Claimant's case is distinguishable from that of the salesman working on commission in Borromeo v. Bd. of Review, 196 N.J. Super. 576 (App. Div. 1984), where this court held that full-time work did not prevent the claimant from entitlement to unemployment benefits. There, the claimant stated he was using his current job, where he earned virtually nothing, as a platform to find more appropriate work and that he was "free to leave [his job] at any time." Id. at 579. By comparison, claimant had started his new job and it is not reasonable to infer that he was using such a position to find more gainful employment. We are satisfied that the Appeal Tribunal correctly determined that claimant was not eligible for benefits and that he is therefore liable for refund of the amount by which he was overpaid.
We will not upset the determination of an administrative agency absent a showing that it was arbitrary, capricious or unreasonable, that it lacked fair support in the evidence, or that it violated legislative policies. In re Musick, 143 N.J. 206, 216 (1996); Campbell v. Dep't of Civil Service, 39 N.J. 556, 562 (1963). We may not vacate an agency's decision because of doubts as to its wisdom or because the record may support more than one result. See generally, Henry v. Rahway State Prison, 81 N.J. 571, 579-80 (1980); De Vitis v. New Jersey Racing Comm'n, 202 N.J. Super. 484, 489-90 (App. Div.), certif. denied, 102 N.J. 337 (1985). An appellate court will not substitute its judgment for that of an administrative agency unless the agency's determination is "so plainly unwarranted that the interests of justice demand intervention and correction[.]" Clowes v. Terminix Int'l Inc., 109 N.J. 575, 588 (1988) (quoting State v. Johnson, 42 N.J. 146, 162 (1964)).

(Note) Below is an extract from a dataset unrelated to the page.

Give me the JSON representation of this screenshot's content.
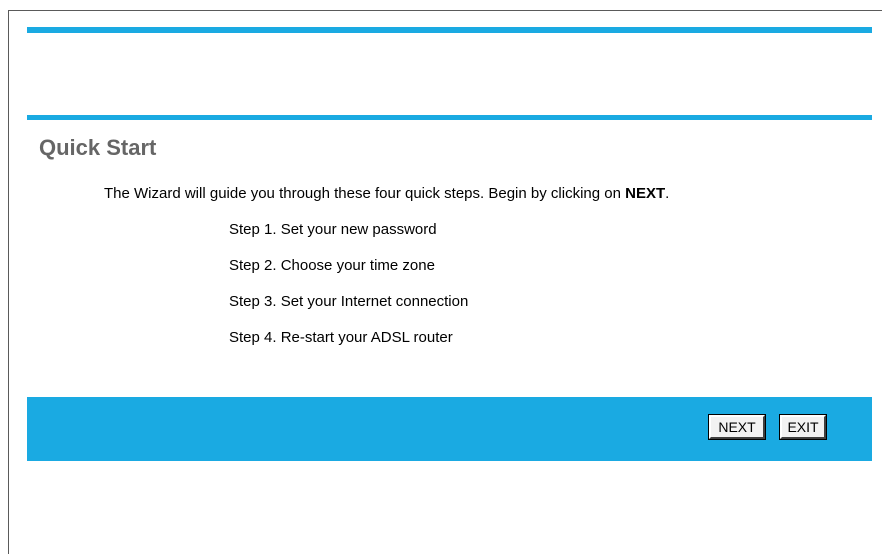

Applying these well-established standards to the facts of this case, we are constrained to affirm.